Then there is the occasional chance when one happens upon a bug/feature while working with open-source. Logging such instances on the project’s issue tracker/discussion board either as a new post or adding to existing discsusions in one of the first steps (after ascertaining this is indeed a bug/feature of course ;D). But if all the stars align and you have the knowledge and opportunity to contribute, then why not go ahead?

Such were my thoughts as I found a bug while working on a three.js demo about attaching objects to tracked hands inside AR/VR. A quick fix and one merged MR later, my demo worked perfectly! I learned quite a bit through the process, as each open-source community/project has its own intricacies when it comes to contributions. With this experience under my belt, I feel more ready to be part of the three.js community and WebXR codebases in general.

Going back quite a bit, my first experience with open-source contribution was with the wonderful library for conducting (VR) experiments in Unity, UXF. In this case, it wasn’t a bug but some features I wanted to see (discussed here and here) in the library. The maintainer gave me quick feedback which made my experience really smooth.

I hope I have many more opportunities to contribute to any open-source efforts!

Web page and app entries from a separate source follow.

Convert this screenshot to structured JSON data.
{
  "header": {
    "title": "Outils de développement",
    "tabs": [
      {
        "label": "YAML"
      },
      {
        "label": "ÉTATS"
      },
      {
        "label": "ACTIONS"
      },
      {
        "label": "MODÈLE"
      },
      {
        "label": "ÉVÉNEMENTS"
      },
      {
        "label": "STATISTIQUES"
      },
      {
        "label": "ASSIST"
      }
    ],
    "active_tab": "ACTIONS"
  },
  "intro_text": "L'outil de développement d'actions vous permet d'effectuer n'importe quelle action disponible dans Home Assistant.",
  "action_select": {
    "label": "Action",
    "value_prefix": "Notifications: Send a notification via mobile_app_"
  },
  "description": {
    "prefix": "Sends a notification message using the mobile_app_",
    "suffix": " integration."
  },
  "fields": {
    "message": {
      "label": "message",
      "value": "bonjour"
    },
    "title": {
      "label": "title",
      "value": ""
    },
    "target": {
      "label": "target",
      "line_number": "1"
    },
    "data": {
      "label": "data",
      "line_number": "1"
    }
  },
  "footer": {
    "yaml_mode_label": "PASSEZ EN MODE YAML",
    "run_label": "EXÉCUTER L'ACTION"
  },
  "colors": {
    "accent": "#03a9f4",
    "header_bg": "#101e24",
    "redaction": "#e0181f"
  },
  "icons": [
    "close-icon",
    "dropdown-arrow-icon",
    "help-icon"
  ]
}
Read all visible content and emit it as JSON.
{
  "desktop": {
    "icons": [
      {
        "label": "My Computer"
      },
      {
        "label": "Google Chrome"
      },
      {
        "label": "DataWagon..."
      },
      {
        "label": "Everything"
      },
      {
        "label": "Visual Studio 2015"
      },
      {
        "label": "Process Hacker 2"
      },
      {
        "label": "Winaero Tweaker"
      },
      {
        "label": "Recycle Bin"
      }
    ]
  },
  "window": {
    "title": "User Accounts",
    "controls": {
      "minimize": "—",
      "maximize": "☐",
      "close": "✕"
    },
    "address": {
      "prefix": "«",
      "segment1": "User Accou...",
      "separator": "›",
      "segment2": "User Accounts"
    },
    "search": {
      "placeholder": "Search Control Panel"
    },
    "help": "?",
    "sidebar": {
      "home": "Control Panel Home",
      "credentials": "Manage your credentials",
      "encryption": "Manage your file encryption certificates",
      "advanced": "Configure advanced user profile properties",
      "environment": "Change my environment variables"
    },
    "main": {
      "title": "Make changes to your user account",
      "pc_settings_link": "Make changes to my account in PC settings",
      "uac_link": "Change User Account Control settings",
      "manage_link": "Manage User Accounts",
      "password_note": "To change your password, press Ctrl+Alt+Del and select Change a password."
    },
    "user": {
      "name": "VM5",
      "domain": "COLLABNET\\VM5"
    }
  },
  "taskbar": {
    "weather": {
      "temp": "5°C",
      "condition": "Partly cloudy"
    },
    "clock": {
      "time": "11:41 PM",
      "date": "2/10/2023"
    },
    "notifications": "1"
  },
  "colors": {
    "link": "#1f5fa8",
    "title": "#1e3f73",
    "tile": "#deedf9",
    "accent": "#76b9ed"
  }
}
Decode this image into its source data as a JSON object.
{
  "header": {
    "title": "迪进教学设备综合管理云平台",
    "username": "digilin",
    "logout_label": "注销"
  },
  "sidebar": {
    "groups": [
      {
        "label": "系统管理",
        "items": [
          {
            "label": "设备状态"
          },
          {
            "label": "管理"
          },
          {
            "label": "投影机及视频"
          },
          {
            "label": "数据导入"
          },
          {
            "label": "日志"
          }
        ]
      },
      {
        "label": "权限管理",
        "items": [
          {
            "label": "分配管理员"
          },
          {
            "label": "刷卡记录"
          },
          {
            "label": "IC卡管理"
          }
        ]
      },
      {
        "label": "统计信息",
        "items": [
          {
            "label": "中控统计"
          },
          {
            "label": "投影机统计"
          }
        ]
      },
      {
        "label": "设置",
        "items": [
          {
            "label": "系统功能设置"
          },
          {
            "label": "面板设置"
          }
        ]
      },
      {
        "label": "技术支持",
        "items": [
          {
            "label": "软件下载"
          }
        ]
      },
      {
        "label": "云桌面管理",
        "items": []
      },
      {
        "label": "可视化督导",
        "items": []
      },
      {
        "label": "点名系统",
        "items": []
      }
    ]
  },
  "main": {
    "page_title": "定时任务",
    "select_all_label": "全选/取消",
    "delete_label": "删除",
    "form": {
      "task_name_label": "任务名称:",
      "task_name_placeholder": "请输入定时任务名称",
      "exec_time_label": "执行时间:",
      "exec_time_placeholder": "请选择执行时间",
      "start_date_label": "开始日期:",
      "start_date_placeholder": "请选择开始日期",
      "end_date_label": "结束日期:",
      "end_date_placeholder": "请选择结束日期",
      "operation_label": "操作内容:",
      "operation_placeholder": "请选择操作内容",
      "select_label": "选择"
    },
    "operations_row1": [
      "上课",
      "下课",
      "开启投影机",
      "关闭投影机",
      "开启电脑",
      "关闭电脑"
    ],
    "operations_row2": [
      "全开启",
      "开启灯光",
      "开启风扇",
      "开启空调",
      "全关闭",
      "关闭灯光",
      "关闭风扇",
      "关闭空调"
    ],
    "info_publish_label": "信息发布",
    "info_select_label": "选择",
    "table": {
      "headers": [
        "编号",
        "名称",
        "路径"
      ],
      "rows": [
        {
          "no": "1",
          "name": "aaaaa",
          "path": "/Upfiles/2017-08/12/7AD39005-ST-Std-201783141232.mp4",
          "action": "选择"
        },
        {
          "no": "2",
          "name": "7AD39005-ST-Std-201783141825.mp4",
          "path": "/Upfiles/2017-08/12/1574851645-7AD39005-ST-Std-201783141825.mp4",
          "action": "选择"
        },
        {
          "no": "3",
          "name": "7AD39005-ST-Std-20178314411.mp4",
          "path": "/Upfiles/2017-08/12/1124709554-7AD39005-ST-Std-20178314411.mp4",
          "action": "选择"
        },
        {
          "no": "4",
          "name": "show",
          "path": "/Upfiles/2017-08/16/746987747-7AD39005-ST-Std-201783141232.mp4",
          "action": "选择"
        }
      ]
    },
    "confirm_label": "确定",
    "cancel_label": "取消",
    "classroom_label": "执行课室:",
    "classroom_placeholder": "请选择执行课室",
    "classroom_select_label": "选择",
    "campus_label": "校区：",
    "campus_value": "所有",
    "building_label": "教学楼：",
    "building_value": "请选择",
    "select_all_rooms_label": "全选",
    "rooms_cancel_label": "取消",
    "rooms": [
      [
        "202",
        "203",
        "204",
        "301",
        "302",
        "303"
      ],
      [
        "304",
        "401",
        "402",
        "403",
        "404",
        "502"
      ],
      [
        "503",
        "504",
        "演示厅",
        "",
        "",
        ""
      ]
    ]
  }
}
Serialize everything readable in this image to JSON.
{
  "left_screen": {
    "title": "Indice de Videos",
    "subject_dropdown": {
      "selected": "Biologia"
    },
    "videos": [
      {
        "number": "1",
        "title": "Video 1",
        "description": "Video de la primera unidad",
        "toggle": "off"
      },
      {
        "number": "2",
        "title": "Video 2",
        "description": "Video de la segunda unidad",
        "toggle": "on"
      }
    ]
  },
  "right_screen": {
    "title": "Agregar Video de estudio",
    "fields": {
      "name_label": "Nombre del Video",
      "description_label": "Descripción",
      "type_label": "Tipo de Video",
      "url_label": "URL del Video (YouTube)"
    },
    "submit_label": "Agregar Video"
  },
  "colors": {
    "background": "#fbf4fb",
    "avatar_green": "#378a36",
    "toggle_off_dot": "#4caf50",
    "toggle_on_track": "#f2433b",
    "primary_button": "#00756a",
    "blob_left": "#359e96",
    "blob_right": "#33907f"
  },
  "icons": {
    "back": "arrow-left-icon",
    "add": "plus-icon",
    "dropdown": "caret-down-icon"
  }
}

Ayaskant Panigrahi

Hopelessly in love with clean code and unobtrusive design!

MSc at SIAT, Simon Fraser University